Restore all the hereditary peers
The traditionalist Conservative position that I take on Constitutional matters is well outside the 'modern' debate about House of Lords reform.
I argue that we need to refill the chamber of the Hereditary Peers, expel all political appointments, allow the Law Lords to sit in the House once again, and reserve spaces for a number of life peers. We should pride ourselves on our past constitutional stability, traditions and evolution that is still envied by the rest of the world.
Before I argue my point, I want to attack one argument and it is from the democratic lobby. To them, what is so bad about the House of Lords is that it is not democratic and is not elected by the people. Democracy is fundamental to a modern society and we won't live in one until we get rid of this elitist backward institution. It is a better system as well, as it is creates accountable politicians and better legislators.
My first response to this argument is democracy has major issues and the first is the tyranny of the majority; politicians act on the will of the public without thinking about the consequences. Accountability is not necessarily a good thing as it makes you a slave to the electorate even if they are there for 15 years (according to the draft bill) that leads to not well thought out actions.
Second, most elected politicians vote on legislation because of the strong whipping system (see Public Choice Theory). Whilst looking like they act in the public interest, a lot of them are pursuing their own agenda, that is to climb the greasy pole (Skip to 2:56).
Having elections will exaggerate the issue of more power-seeking individuals, which will inevitably lead to complete politicisation of the chamber and worse; the selection process through the PR list system will be abused by the central parties, instead of the selection of independent individuals. If this is false (which is rather unlikely), local parties will select partisan hacks, as they want their agendas pursued. So modernisers are faced with a dilemma.
If this is the case, will more democracy lead necessarily to good governance? We should be debating whether the House of Lords does its job well in revising legislation and providing checks on the lower House. If those who believe election will do so, they need to strongly show that this is the case and respond to the above challenges, rather than the blinkered democratic absolutists who solely debate the point on 'legitimacy' and 'representation'.
The evidence from other mature democracies shows, democracy does not necessarily and automatically entail good governance as people seem blindly to believe. Our superior pre-1999 constitution with a strong aristocratic element provided stability, independence and wisdom, as I will argue.
These are the reasons why I support Hereditary peers:
They are totally independent, as they are selected through birth and entitlement;
They have something that most people do not have so they are less self-interested and less careerist;
When they are elevated to the Chamber at an older age, they have experience of the world outside of politics;
Where they are there for life, they are not shortsighted;
Where there is a lot of them, no one interest can dominate;
There is continuity in the family line so they are inclined to duty;

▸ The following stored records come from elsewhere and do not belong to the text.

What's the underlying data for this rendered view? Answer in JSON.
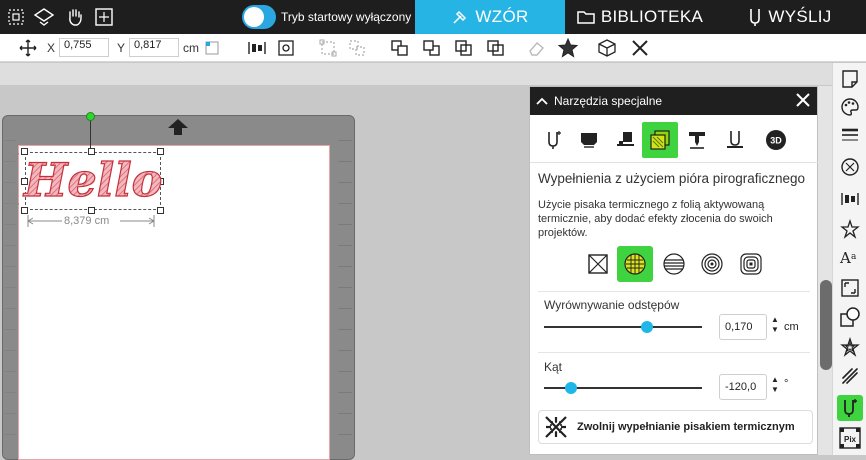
{
  "topbar": {
    "startup_mode_label": "Tryb startowy wyłączony",
    "tabs": [
      {
        "label": "WZÓR",
        "icon": "design-icon"
      },
      {
        "label": "BIBLIOTEKA",
        "icon": "folder-icon"
      },
      {
        "label": "WYŚLIJ",
        "icon": "send-icon"
      }
    ]
  },
  "toolbar": {
    "x_label": "X",
    "x_value": "0,755",
    "y_label": "Y",
    "y_value": "0,817",
    "unit": "cm"
  },
  "canvas": {
    "text_object": "Hello",
    "width_label": "8,379 cm"
  },
  "panel": {
    "title": "Narzędzia specjalne",
    "section_title": "Wypełnienia z użyciem pióra pirograficznego",
    "description": "Użycie pisaka termicznego z folią aktywowaną termicznie, aby dodać efekty złocenia do swoich projektów.",
    "spacing": {
      "label": "Wyrównywanie odstępów",
      "value": "0,170",
      "unit": "cm",
      "slider_level": 0.65
    },
    "angle": {
      "label": "Kąt",
      "value": "-120,0",
      "unit": "°",
      "slider_level": 0.17
    },
    "release_button_label": "Zwolnij wypełnianie pisakiem termicznym"
  },
  "colors": {
    "accent_blue": "#26b4e4",
    "active_green": "#3fd43f",
    "topbar_bg": "#1e1e1e"
  }
}
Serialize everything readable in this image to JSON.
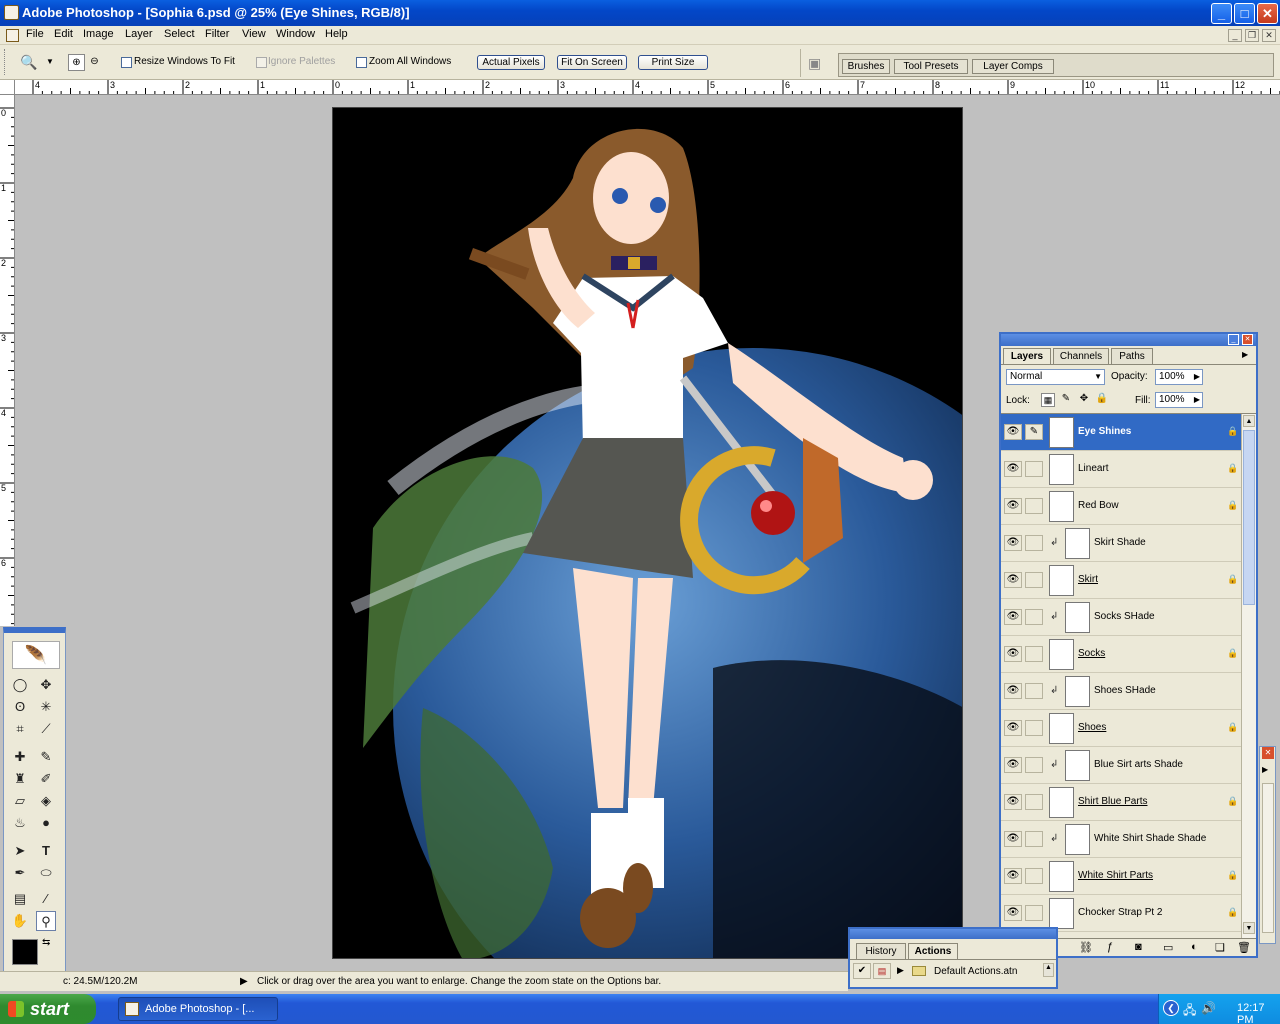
{
  "window": {
    "title": "Adobe Photoshop - [Sophia 6.psd @ 25% (Eye Shines, RGB/8)]",
    "minimize_label": "_",
    "maximize_label": "□",
    "close_label": "✕"
  },
  "menu": [
    "File",
    "Edit",
    "Image",
    "Layer",
    "Select",
    "Filter",
    "View",
    "Window",
    "Help"
  ],
  "options": {
    "resize_windows": "Resize Windows To Fit",
    "ignore_palettes": "Ignore Palettes",
    "zoom_all": "Zoom All Windows",
    "actual_pixels": "Actual Pixels",
    "fit_on_screen": "Fit On Screen",
    "print_size": "Print Size"
  },
  "palette_well": [
    "Brushes",
    "Tool Presets",
    "Layer Comps"
  ],
  "rulers": {
    "h_ticks": [
      "4",
      "3",
      "2",
      "1",
      "0",
      "1",
      "2",
      "3",
      "4",
      "5",
      "6",
      "7",
      "8",
      "9",
      "10",
      "11",
      "12"
    ],
    "v_ticks": [
      "0",
      "1",
      "2",
      "3",
      "4",
      "5",
      "6"
    ]
  },
  "layers_panel": {
    "tabs": [
      "Layers",
      "Channels",
      "Paths"
    ],
    "blend_mode": "Normal",
    "opacity_label": "Opacity:",
    "opacity_value": "100%",
    "lock_label": "Lock:",
    "fill_label": "Fill:",
    "fill_value": "100%",
    "layers": [
      {
        "name": "Eye Shines",
        "selected": true,
        "clipped": false,
        "underline": false
      },
      {
        "name": "Lineart",
        "selected": false,
        "clipped": false,
        "underline": false
      },
      {
        "name": "Red Bow",
        "selected": false,
        "clipped": false,
        "underline": false
      },
      {
        "name": "Skirt Shade",
        "selected": false,
        "clipped": true,
        "underline": false
      },
      {
        "name": "Skirt",
        "selected": false,
        "clipped": false,
        "underline": true
      },
      {
        "name": "Socks SHade",
        "selected": false,
        "clipped": true,
        "underline": false
      },
      {
        "name": "Socks",
        "selected": false,
        "clipped": false,
        "underline": true
      },
      {
        "name": "Shoes SHade",
        "selected": false,
        "clipped": true,
        "underline": false
      },
      {
        "name": "Shoes",
        "selected": false,
        "clipped": false,
        "underline": true
      },
      {
        "name": "Blue Sirt arts Shade",
        "selected": false,
        "clipped": true,
        "underline": false
      },
      {
        "name": "Shirt Blue Parts",
        "selected": false,
        "clipped": false,
        "underline": true
      },
      {
        "name": "White Shirt Shade Shade",
        "selected": false,
        "clipped": true,
        "underline": false
      },
      {
        "name": "White Shirt Parts",
        "selected": false,
        "clipped": false,
        "underline": true
      },
      {
        "name": "Chocker Strap Pt 2",
        "selected": false,
        "clipped": false,
        "underline": false
      }
    ]
  },
  "history_panel": {
    "tabs": [
      "History",
      "Actions"
    ],
    "set_name": "Default Actions.atn"
  },
  "status": {
    "doc_size": "c: 24.5M/120.2M",
    "hint": "Click or drag over the area you want to enlarge. Change the zoom state on the Options bar."
  },
  "taskbar": {
    "start": "start",
    "task": "Adobe Photoshop - [...",
    "clock": "12:17 PM"
  },
  "colors": {
    "xp_blue": "#0a5fe0",
    "selected_layer": "#316ac5",
    "start_green": "#2f8a2f"
  }
}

Fits within the British tradition of evolution and continuity in the Constitutional framework
The whole idea is to oversee the function of government through the careful deconstruction of motives, actions and oversight of elected MPs. They take a lot of the burden of the lower house, who would not have time otherwise in their programme to look at legislation properly.
What places an effective check and balance on the power of government is independence that has only been developed through time, acceptance, evolution and prescription. Our judiciary is independent because it has evolved slowly through time, and our Upper House developed political independence through the hereditary principle until it abruptly became a politicized chamber in 1999.
Compare this to the US of politicized crackpots of State and local judiciaries, local police forces as well as the Federal and State Congresses. Democratisation and hence politically motivated pandering has not led to adequate checks and balances required to curb the size of the state and executive directly because unaccountable, genuinely independent and wise individuals are void in the process because of election and politicisation.
The peers voted down government legislation if they believed it was a 'lousy clause', not because of natural conservative hereditary dominance (and as a matter of fact, there was a strong Crossbench presence). Look at the awful things that have happened because of throwing out the last effective check on government: hasty wars without proper debate, the curtailing of civil liberties in the name of 'counter terrorism' and the general misuse of government power.
Election will water down independence as it invites even greater politicisation to the chamber; abolishing the Lords will lead to a purely elective dictatorship and a politicised appointment process is not fit for purpose as it is open to abuse by political parties (Skip to 1:20) as we can see currently.
Having an aristocracy may seem unfair because it is by chance of birth, but there is one other possibility that can achieve what I have been arguing; the random selection of the population by sortation to the House. As Tim Worstall highlights however, it is impractical and so we are left with with what we had for the last 1000 years.
An independent chamber that is separate from elected government control provides pragmatic solutions to the above critiques of democracy; it is a constraint on the power of the Commons, a constraint that the Commons wishes to remove by electing the Lords. We want checks and balances by the wise, the independent and the unmotivated, something that an aristocracy had provided.
Burkean Conservatism warns us of false prophets (ie, Clegg). Be careful for what we wish for as if we elect the Lords, we could unleash things we haven't even thought of.